Lee Pryor, Director of Apprenticeships, praised the team for the accomplishment and for the work being done to promote and deliver apprenticeships across the region.
“We are truly honoured to have been shortlisted among some of the top education and training providers in the country, for playing our part in the development of apprenticeships.
“We want to be the go-to provider that supports people to take their careers to the next level, and delivering the future workforce in health and social care, engineering, construction, hospitality, travel and more, is one of our key priorities.”
The levelling up and skills agenda
Meanwhile, in his opening address, Alex Burghart MP spoke about the factors that will be needed to make levelling up a success in this generation.
He said: “One of the central factors will be skills. Skills will transform lives, they will transform communities, they will attract business and investment opportunities, improve national productivity and national competitiveness, and apprenticeships will be front and centre in that mission.”
The minister, who is responsible for overseeing further education providers, T Levels, apprenticeships and adult education, said that the trajectory for progress was ‘in the right place’.
“We are making progress and getting back to where we should be. Nationally, the picture is bright and the latest figures reveal that in the first quarter of this academic year, 164,000 people started apprenticeships, which is 34% higher than the previous year and crucially six percent higher than before the pandemic.”
Alex Burghart, also added that the government intends to reevaluate the apprenticeship application process for young people to make it easier to navigate. Through this, the government hopes to see more young people choose apprenticeships as a post-school progression route.
Other keynote speakers included Jennifer Copeland, Chief Executive,Institute for Apprenticeships, who covered key issues around quality training, diverse workforces, the operation of the levy and how we can make apprenticeships work for everyone.
She said: “Our task is to ensure apprenticeships work for everyone.
“We need to take those commitment statements signed by the employer, apprentice and provider and really honour them. We also need to do more to support young apprentices to stay on their apprenticeship by demonstrating the value and training that they are getting, and mentoring them through those life events that might tip over into a decision to drop out.”
Apprenticeships are important to recovery
Ofsted’s chief inspector, Amanda Speilman, used her address to talk about how the pandemic showed how important all industries and services in the UK are and how the country’s collective skills base responded quickly to the crisis.
She also spoke about the future of Ofsted and how apprenticeships play a critical role when it comes to having a skilled workforce that will deliver for Britain now and in the future.

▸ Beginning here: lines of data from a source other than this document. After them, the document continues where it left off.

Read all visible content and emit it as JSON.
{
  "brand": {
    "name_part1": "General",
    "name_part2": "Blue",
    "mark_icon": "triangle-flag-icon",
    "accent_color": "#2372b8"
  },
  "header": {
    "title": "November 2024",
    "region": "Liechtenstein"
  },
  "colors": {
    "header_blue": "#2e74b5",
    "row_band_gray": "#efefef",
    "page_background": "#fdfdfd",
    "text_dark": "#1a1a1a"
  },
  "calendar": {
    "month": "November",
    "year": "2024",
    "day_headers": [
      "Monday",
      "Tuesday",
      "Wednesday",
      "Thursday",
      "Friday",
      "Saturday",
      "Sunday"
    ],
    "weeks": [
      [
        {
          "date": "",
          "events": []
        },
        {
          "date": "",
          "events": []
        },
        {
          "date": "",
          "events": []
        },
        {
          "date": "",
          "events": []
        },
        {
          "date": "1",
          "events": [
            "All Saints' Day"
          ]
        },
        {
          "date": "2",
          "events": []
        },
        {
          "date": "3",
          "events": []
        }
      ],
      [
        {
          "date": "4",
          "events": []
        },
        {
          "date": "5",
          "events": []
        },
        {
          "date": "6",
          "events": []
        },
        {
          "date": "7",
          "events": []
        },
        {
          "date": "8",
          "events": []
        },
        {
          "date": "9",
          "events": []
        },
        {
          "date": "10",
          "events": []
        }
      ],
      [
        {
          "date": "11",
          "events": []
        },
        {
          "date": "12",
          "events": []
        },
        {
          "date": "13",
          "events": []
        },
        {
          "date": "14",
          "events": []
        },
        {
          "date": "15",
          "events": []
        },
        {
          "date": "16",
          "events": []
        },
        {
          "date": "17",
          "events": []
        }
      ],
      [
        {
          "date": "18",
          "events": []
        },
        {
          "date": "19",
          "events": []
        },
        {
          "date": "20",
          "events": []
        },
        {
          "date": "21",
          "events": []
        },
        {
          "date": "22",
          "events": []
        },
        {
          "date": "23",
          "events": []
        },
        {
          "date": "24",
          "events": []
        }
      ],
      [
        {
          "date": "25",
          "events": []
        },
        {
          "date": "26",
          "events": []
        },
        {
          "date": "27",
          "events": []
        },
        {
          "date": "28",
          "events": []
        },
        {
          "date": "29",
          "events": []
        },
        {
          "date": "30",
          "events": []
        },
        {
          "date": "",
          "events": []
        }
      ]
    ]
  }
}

Amanda said: “Apprenticeships have never been more important both for pandemic recovery and for future growth and prosperity.
“We will continue to play our part. Inspecting without fear or favour; by highlighting and celebrating where we find the best provisions and by reporting honestly on providers that aren’t giving apprentices and employers the training they deserve.
The levy needs reassessing so that young people have a real opportunity
David Hughes, CEO of the Association of Colleges, spoke about the need for the delivery of skills that employers need, removing bureaucracy and making apprenticeship funding accessible. While Shadow Minister for Skills and Apprenticeships, Toby Perkins MP, reiterated that the apprenticeship levy is in need of reform and that collectively, there is a need to build a skills system that ensures that more young people across communities have access to apprenticeship opportunities.